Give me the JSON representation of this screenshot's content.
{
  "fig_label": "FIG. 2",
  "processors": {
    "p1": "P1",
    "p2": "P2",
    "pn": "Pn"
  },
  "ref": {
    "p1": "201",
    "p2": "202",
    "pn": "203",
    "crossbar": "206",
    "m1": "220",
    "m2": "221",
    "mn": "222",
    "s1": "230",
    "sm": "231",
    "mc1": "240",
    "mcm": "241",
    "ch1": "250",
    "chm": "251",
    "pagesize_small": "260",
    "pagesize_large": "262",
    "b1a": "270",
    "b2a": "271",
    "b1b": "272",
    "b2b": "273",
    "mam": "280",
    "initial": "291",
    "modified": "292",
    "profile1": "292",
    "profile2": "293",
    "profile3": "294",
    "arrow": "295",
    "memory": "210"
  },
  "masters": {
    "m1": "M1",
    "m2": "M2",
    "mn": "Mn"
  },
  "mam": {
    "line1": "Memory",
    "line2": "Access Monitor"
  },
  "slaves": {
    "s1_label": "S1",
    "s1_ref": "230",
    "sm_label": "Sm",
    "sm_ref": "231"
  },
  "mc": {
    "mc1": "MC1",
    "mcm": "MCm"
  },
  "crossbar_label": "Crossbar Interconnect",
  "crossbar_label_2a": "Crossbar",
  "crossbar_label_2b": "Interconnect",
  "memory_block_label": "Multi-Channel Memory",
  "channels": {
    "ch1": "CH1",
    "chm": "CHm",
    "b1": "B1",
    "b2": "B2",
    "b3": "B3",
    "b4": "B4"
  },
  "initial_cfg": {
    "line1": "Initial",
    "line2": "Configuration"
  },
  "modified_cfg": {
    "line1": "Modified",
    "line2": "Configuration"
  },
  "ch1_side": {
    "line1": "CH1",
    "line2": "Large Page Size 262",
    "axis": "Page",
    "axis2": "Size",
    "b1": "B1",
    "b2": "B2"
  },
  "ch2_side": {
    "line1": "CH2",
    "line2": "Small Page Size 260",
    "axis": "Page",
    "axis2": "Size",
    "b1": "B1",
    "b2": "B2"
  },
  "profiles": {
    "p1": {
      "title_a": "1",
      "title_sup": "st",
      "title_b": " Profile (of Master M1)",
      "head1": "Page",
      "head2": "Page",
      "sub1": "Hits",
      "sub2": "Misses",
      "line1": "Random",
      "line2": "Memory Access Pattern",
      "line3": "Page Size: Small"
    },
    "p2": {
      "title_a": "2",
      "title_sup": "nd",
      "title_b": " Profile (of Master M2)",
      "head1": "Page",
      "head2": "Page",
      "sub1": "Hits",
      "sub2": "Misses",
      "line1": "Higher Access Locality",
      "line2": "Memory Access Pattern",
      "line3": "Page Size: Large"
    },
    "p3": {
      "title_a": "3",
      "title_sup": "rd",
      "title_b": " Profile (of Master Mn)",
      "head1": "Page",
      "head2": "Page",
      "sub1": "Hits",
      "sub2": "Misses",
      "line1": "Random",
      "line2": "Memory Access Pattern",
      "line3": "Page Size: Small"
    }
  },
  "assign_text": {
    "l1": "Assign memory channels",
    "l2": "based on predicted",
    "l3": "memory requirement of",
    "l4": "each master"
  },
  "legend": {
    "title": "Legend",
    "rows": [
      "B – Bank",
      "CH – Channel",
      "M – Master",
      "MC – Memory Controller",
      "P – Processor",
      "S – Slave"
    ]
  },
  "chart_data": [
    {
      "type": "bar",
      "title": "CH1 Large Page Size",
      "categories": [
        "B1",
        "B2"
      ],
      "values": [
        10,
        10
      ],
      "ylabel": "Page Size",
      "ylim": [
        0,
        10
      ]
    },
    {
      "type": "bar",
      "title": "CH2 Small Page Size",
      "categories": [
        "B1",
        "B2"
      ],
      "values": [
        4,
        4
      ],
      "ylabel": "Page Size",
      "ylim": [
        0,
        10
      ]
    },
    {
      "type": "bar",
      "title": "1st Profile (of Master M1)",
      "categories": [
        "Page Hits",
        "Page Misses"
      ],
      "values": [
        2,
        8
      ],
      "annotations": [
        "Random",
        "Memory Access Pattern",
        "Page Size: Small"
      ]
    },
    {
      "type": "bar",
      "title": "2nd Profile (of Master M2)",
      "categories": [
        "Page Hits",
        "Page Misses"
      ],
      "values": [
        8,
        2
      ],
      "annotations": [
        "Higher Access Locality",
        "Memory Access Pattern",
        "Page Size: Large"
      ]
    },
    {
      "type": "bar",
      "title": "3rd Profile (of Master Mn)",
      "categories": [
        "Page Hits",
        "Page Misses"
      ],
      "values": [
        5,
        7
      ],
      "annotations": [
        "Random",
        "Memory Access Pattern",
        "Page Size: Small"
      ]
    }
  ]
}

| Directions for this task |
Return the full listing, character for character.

| Final answer |
Give me the JSON representation of this screenshot's content.
{
  "fig_label": "FIG. 2",
  "processors": {
    "p1": "P1",
    "p2": "P2",
    "pn": "Pn"
  },
  "ref": {
    "p1": "201",
    "p2": "202",
    "pn": "203",
    "crossbar": "206",
    "m1": "220",
    "m2": "221",
    "mn": "222",
    "s1": "230",
    "sm": "231",
    "mc1": "240",
    "mcm": "241",
    "ch1": "250",
    "chm": "251",
    "pagesize_small": "260",
    "pagesize_large": "262",
    "b1a": "270",
    "b2a": "271",
    "b1b": "272",
    "b2b": "273",
    "mam": "280",
    "initial": "291",
    "modified": "292",
    "profile1": "292",
    "profile2": "293",
    "profile3": "294",
    "arrow": "295",
    "memory": "210"
  },
  "masters": {
    "m1": "M1",
    "m2": "M2",
    "mn": "Mn"
  },
  "mam": {
    "line1": "Memory",
    "line2": "Access Monitor"
  },
  "slaves": {
    "s1_label": "S1",
    "s1_ref": "230",
    "sm_label": "Sm",
    "sm_ref": "231"
  },
  "mc": {
    "mc1": "MC1",
    "mcm": "MCm"
  },
  "crossbar_label": "Crossbar Interconnect",
  "crossbar_label_2a": "Crossbar",
  "crossbar_label_2b": "Interconnect",
  "memory_block_label": "Multi-Channel Memory",
  "channels": {
    "ch1": "CH1",
    "chm": "CHm",
    "b1": "B1",
    "b2": "B2",
    "b3": "B3",
    "b4": "B4"
  },
  "initial_cfg": {
    "line1": "Initial",
    "line2": "Configuration"
  },
  "modified_cfg": {
    "line1": "Modified",
    "line2": "Configuration"
  },
  "ch1_side": {
    "line1": "CH1",
    "line2": "Large Page Size 262",
    "axis": "Page",
    "axis2": "Size",
    "b1": "B1",
    "b2": "B2"
  },
  "ch2_side": {
    "line1": "CH2",
    "line2": "Small Page Size 260",
    "axis": "Page",
    "axis2": "Size",
    "b1": "B1",
    "b2": "B2"
  },
  "profiles": {
    "p1": {
      "title_a": "1",
      "title_sup": "st",
      "title_b": " Profile (of Master M1)",
      "head1": "Page",
      "head2": "Page",
      "sub1": "Hits",
      "sub2": "Misses",
      "line1": "Random",
      "line2": "Memory Access Pattern",
      "line3": "Page Size: Small"
    },
    "p2": {
      "title_a": "2",
      "title_sup": "nd",
      "title_b": " Profile (of Master M2)",
      "head1": "Page",
      "head2": "Page",
      "sub1": "Hits",
      "sub2": "Misses",
      "line1": "Higher Access Locality",
      "line2": "Memory Access Pattern",
      "line3": "Page Size: Large"
    },
    "p3": {
      "title_a": "3",
      "title_sup": "rd",
      "title_b": " Profile (of Master Mn)",
      "head1": "Page",
      "head2": "Page",
      "sub1": "Hits",
      "sub2": "Misses",
      "line1": "Random",
      "line2": "Memory Access Pattern",
      "line3": "Page Size: Small"
    }
  },
  "assign_text": {
    "l1": "Assign memory channels",
    "l2": "based on predicted",
    "l3": "memory requirement of",
    "l4": "each master"
  },
  "legend": {
    "title": "Legend",
    "rows": [
      "B – Bank",
      "CH – Channel",
      "M – Master",
      "MC – Memory Controller",
      "P – Processor",
      "S – Slave"
    ]
  },
  "chart_data": [
    {
      "type": "bar",
      "title": "CH1 Large Page Size",
      "categories": [
        "B1",
        "B2"
      ],
      "values": [
        10,
        10
      ],
      "ylabel": "Page Size",
      "ylim": [
        0,
        10
      ]
    },
    {
      "type": "bar",
      "title": "CH2 Small Page Size",
      "categories": [
        "B1",
        "B2"
      ],
      "values": [
        4,
        4
      ],
      "ylabel": "Page Size",
      "ylim": [
        0,
        10
      ]
    },
    {
      "type": "bar",
      "title": "1st Profile (of Master M1)",
      "categories": [
        "Page Hits",
        "Page Misses"
      ],
      "values": [
        2,
        8
      ],
      "annotations": [
        "Random",
        "Memory Access Pattern",
        "Page Size: Small"
      ]
    },
    {
      "type": "bar",
      "title": "2nd Profile (of Master M2)",
      "categories": [
        "Page Hits",
        "Page Misses"
      ],
      "values": [
        8,
        2
      ],
      "annotations": [
        "Higher Access Locality",
        "Memory Access Pattern",
        "Page Size: Large"
      ]
    },
    {
      "type": "bar",
      "title": "3rd Profile (of Master Mn)",
      "categories": [
        "Page Hits",
        "Page Misses"
      ],
      "values": [
        5,
        7
      ],
      "annotations": [
        "Random",
        "Memory Access Pattern",
        "Page Size: Small"
      ]
    }
  ]
}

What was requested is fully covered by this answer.